## [The problem]
In the data below, the copy begins at the line containing "Serialize everything readable" and runs through the last line; repeat those lines exactly, minus the pictures.

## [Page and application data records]

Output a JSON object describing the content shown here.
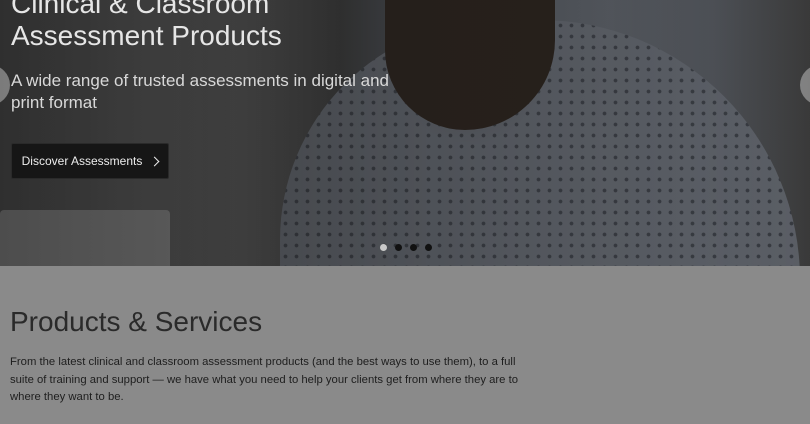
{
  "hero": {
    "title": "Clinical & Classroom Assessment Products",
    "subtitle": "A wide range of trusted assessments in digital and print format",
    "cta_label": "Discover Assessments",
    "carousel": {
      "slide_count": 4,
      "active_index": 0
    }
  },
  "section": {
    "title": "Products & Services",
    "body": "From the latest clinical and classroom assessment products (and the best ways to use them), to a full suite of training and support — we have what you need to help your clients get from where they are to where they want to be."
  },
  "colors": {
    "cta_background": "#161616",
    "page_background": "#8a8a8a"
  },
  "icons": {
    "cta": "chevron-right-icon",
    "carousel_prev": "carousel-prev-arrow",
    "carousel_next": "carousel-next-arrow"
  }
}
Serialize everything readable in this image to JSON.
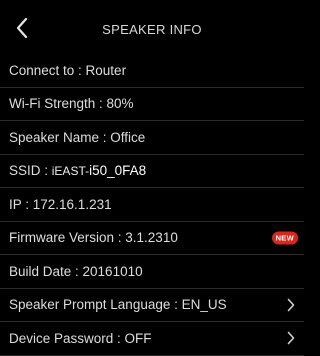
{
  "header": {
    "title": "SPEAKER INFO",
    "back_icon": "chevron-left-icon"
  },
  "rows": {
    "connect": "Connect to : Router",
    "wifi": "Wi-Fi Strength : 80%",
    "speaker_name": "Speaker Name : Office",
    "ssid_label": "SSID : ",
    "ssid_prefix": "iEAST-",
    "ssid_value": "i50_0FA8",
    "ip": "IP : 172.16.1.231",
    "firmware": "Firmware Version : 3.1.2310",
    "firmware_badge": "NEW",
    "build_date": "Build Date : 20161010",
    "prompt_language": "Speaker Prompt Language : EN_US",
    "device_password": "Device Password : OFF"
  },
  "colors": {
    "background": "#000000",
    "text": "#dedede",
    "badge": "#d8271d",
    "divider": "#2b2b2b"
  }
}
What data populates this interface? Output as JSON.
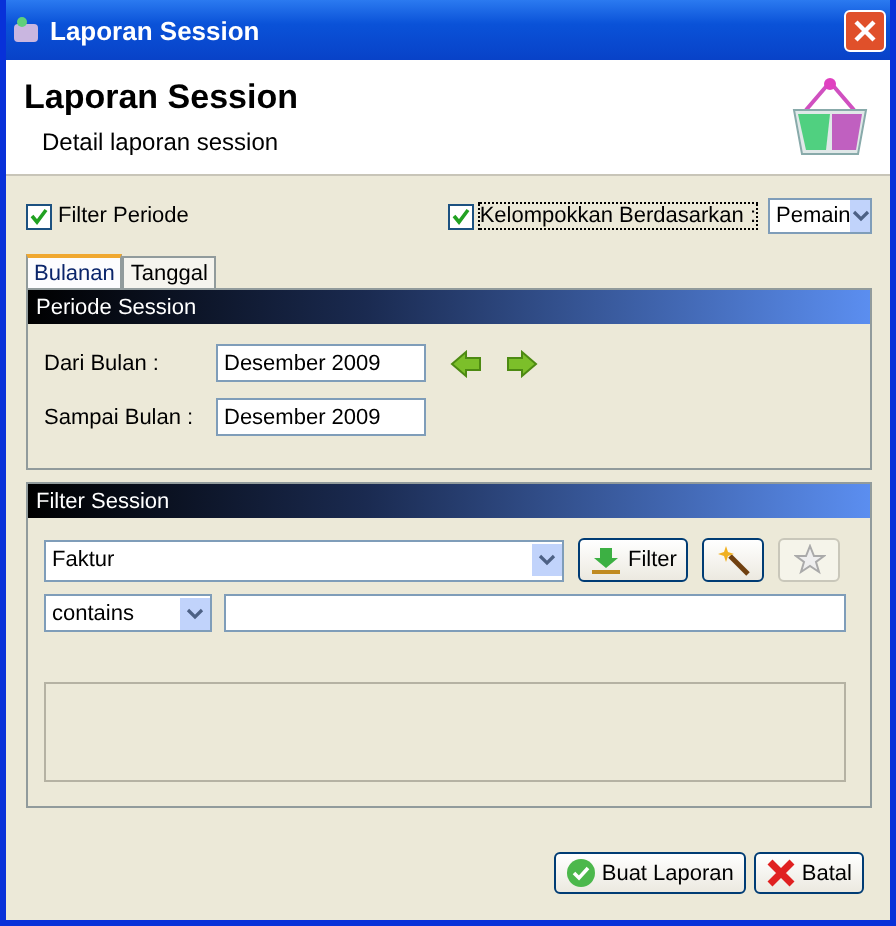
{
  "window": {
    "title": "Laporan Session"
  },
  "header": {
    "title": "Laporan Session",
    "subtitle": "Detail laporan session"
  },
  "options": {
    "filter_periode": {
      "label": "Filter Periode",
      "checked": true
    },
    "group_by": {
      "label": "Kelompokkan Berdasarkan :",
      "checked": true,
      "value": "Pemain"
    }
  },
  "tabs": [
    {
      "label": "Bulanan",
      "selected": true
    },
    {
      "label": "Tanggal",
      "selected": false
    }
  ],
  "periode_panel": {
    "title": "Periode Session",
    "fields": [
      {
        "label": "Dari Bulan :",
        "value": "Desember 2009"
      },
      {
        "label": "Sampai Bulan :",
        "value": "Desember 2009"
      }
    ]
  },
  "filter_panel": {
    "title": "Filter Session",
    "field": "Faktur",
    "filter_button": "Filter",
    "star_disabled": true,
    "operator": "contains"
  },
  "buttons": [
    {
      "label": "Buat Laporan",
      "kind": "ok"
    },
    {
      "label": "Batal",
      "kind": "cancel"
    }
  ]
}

## [Answer]
Serialize everything readable in this image to JSON.
{
  "header": {
    "title": "SPEAKER INFO",
    "back_icon": "chevron-left-icon"
  },
  "rows": {
    "connect": "Connect to : Router",
    "wifi": "Wi-Fi Strength : 80%",
    "speaker_name": "Speaker Name : Office",
    "ssid_label": "SSID : ",
    "ssid_prefix": "iEAST-",
    "ssid_value": "i50_0FA8",
    "ip": "IP : 172.16.1.231",
    "firmware": "Firmware Version : 3.1.2310",
    "firmware_badge": "NEW",
    "build_date": "Build Date : 20161010",
    "prompt_language": "Speaker Prompt Language : EN_US",
    "device_password": "Device Password : OFF"
  },
  "colors": {
    "background": "#000000",
    "text": "#dedede",
    "badge": "#d8271d",
    "divider": "#2b2b2b"
  }
}
What data populates this interface? Output as JSON.
{
  "window": {
    "title": "Laporan Session"
  },
  "header": {
    "title": "Laporan Session",
    "subtitle": "Detail laporan session"
  },
  "options": {
    "filter_periode": {
      "label": "Filter Periode",
      "checked": true
    },
    "group_by": {
      "label": "Kelompokkan Berdasarkan :",
      "checked": true,
      "value": "Pemain"
    }
  },
  "tabs": [
    {
      "label": "Bulanan",
      "selected": true
    },
    {
      "label": "Tanggal",
      "selected": false
    }
  ],
  "periode_panel": {
    "title": "Periode Session",
    "fields": [
      {
        "label": "Dari Bulan :",
        "value": "Desember 2009"
      },
      {
        "label": "Sampai Bulan :",
        "value": "Desember 2009"
      }
    ]
  },
  "filter_panel": {
    "title": "Filter Session",
    "field": "Faktur",
    "filter_button": "Filter",
    "star_disabled": true,
    "operator": "contains"
  },
  "buttons": [
    {
      "label": "Buat Laporan",
      "kind": "ok"
    },
    {
      "label": "Batal",
      "kind": "cancel"
    }
  ]
}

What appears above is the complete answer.